These numbers reflect the incredibly high level of risk construction worksites
pose. And because of that unusually high level of risk, developers and
construction firms bare a high level of responsibility to maintain their
sites with the highest possible safety standards.
These are among the most common types of injuries suffered on construction sites.
Falls: Two kinds of falls occur most commonly on construction sites: Falls from significant heights and falls on the same level. Construction workers are often tasked with working on scaffolding or on roofs or great heights. Falls can happen when safety precautions are not maintained or when workplace safety protocols are not met for such conditions.
Falls on the same level occur in any number of situations but most commonly in what is called a 'slip and fall' accident. (See our blog post on liability in slip and fall cases). With the myriad of tools, supplies, and debris on construction worksites at any given time, these types of falls are very common.
Electrocutions: Because construction sites often involve building powerline systems for a developing project, exposed live wiring and unfinished electrical systems are commonly encountered by construction workers. As a result, injuries or even death from electrocution and shock are prevalent on work sites.
Hit by Falling Objects: Construction sites often include multiple levels of structures in varying degrees of development at any given time. With tools, materials and debris constantly in use, objects fall regularly in construction zones. Hardhats are a must, but still no match for heavy tools or objects falling from multiple stories high.
Fire: Again, unfinished electrical systems, along with leaking gas and open piping systems, can be the cause of explosions or combustible material (which abounds on construction sites) being set ablaze. In a volatile environment burn injuries are very common.
Overexertion: Workers maintaining extremely long hours on worksites in hot, humid conditions doing heavy physical labor can and easily lead to overexertion, exhaustion and heat stroke.
When work on a construction site leads to injury, workers typically believe a workman's compensation insurance claim is the only recourse they have to recoup costs for medical care as a result of their injuries. The truth is they may be able to recover damages as a result of employer or third party neglect, defective products, and even recover damages for lost wages and pain and suffering.
It's important when you suffer an injury in a construction site that you seek immediate medical care and thereafter consult with an experienced personal injury attorney like those at Panio Law Offices.
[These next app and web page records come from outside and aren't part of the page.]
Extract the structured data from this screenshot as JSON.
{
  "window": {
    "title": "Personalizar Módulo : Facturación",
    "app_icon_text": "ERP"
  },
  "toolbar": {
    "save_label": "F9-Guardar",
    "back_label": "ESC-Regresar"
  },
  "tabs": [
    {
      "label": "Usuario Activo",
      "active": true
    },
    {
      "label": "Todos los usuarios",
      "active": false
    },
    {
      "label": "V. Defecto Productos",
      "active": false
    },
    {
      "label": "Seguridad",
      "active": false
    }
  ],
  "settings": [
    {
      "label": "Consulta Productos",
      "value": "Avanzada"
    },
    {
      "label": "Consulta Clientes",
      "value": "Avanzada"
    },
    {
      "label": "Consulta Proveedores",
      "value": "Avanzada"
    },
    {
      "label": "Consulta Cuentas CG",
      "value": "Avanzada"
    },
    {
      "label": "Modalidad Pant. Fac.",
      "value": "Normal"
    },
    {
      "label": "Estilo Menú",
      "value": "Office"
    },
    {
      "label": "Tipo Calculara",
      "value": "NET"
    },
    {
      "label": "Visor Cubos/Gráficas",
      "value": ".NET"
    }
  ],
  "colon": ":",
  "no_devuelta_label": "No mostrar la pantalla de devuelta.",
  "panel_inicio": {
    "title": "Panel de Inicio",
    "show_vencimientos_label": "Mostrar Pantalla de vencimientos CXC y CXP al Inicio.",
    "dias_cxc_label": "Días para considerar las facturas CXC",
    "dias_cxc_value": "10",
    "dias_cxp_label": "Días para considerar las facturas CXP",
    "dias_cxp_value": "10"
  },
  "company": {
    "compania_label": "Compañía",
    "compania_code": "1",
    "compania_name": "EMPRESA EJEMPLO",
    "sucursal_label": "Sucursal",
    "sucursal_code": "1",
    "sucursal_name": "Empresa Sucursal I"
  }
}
We understands Illinois personal injury law and are able to advise you of your rights, and file a claim on your behalf for damages beyond workers' compensation benefits.
If you have questions about a construction accident or injuries, call (312) 313-0305. We can help.